Only the text of the records below belongs in the answer, copied exactly, with pictures omitted.
START STUDY MATERIAL
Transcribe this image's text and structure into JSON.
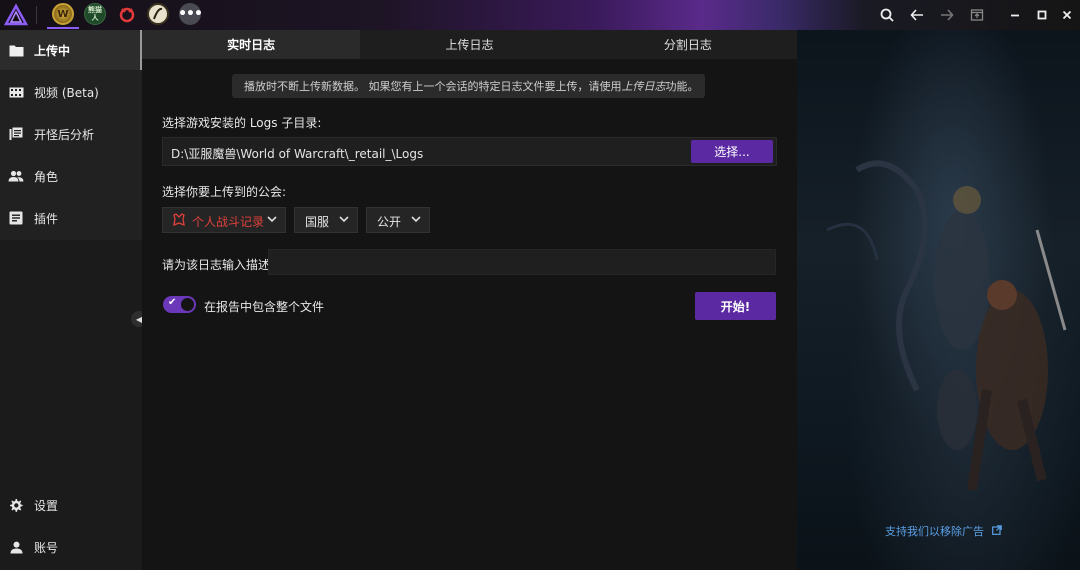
{
  "topbar": {
    "game_icons": [
      "wow-icon",
      "game-icon-2",
      "game-icon-3",
      "game-icon-4",
      "more-icon"
    ],
    "game2_text": "熊猫人",
    "wow_text": "W",
    "right_icons": [
      "search-icon",
      "back-icon",
      "forward-icon",
      "window-icon",
      "minimize-icon",
      "maximize-icon",
      "close-icon"
    ]
  },
  "sidebar": {
    "items": [
      {
        "label": "上传中",
        "icon": "folder-icon",
        "active": true
      },
      {
        "label": "视频 (Beta)",
        "icon": "film-icon",
        "active": false
      },
      {
        "label": "开怪后分析",
        "icon": "list-icon",
        "active": false
      },
      {
        "label": "角色",
        "icon": "people-icon",
        "active": false
      },
      {
        "label": "插件",
        "icon": "plugin-icon",
        "active": false
      }
    ],
    "bottom": [
      {
        "label": "设置",
        "icon": "gear-icon"
      },
      {
        "label": "账号",
        "icon": "person-icon"
      }
    ]
  },
  "tabs": [
    {
      "label": "实时日志",
      "active": true
    },
    {
      "label": "上传日志",
      "active": false
    },
    {
      "label": "分割日志",
      "active": false
    }
  ],
  "info": {
    "text_before": "播放时不断上传新数据。 如果您有上一个会话的特定日志文件要上传，请使用",
    "italic": "上传日志",
    "text_after": "功能。"
  },
  "logs": {
    "label": "选择游戏安装的 Logs 子目录:",
    "path": "D:\\亚服魔兽\\World of Warcraft\\_retail_\\Logs",
    "choose_button": "选择..."
  },
  "guild": {
    "label": "选择你要上传到的公会:",
    "selected_guild": "个人战斗记录",
    "region": "国服",
    "visibility": "公开"
  },
  "description": {
    "label": "请为该日志输入描述",
    "value": ""
  },
  "include_file": {
    "label": "在报告中包含整个文件",
    "enabled": true
  },
  "start_button": "开始!",
  "ad_link": "支持我们以移除广告",
  "colors": {
    "accent": "#5b2aa3",
    "link": "#5aa0e6",
    "guild_red": "#e0403a"
  }
}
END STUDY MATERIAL
* _OUTPUT OF THE EXERCISE_
Transcribe this image's text and structure into JSON.
{
  "topbar": {
    "game_icons": [
      "wow-icon",
      "game-icon-2",
      "game-icon-3",
      "game-icon-4",
      "more-icon"
    ],
    "game2_text": "熊猫人",
    "wow_text": "W",
    "right_icons": [
      "search-icon",
      "back-icon",
      "forward-icon",
      "window-icon",
      "minimize-icon",
      "maximize-icon",
      "close-icon"
    ]
  },
  "sidebar": {
    "items": [
      {
        "label": "上传中",
        "icon": "folder-icon",
        "active": true
      },
      {
        "label": "视频 (Beta)",
        "icon": "film-icon",
        "active": false
      },
      {
        "label": "开怪后分析",
        "icon": "list-icon",
        "active": false
      },
      {
        "label": "角色",
        "icon": "people-icon",
        "active": false
      },
      {
        "label": "插件",
        "icon": "plugin-icon",
        "active": false
      }
    ],
    "bottom": [
      {
        "label": "设置",
        "icon": "gear-icon"
      },
      {
        "label": "账号",
        "icon": "person-icon"
      }
    ]
  },
  "tabs": [
    {
      "label": "实时日志",
      "active": true
    },
    {
      "label": "上传日志",
      "active": false
    },
    {
      "label": "分割日志",
      "active": false
    }
  ],
  "info": {
    "text_before": "播放时不断上传新数据。 如果您有上一个会话的特定日志文件要上传，请使用",
    "italic": "上传日志",
    "text_after": "功能。"
  },
  "logs": {
    "label": "选择游戏安装的 Logs 子目录:",
    "path": "D:\\亚服魔兽\\World of Warcraft\\_retail_\\Logs",
    "choose_button": "选择..."
  },
  "guild": {
    "label": "选择你要上传到的公会:",
    "selected_guild": "个人战斗记录",
    "region": "国服",
    "visibility": "公开"
  },
  "description": {
    "label": "请为该日志输入描述",
    "value": ""
  },
  "include_file": {
    "label": "在报告中包含整个文件",
    "enabled": true
  },
  "start_button": "开始!",
  "ad_link": "支持我们以移除广告",
  "colors": {
    "accent": "#5b2aa3",
    "link": "#5aa0e6",
    "guild_red": "#e0403a"
  }
}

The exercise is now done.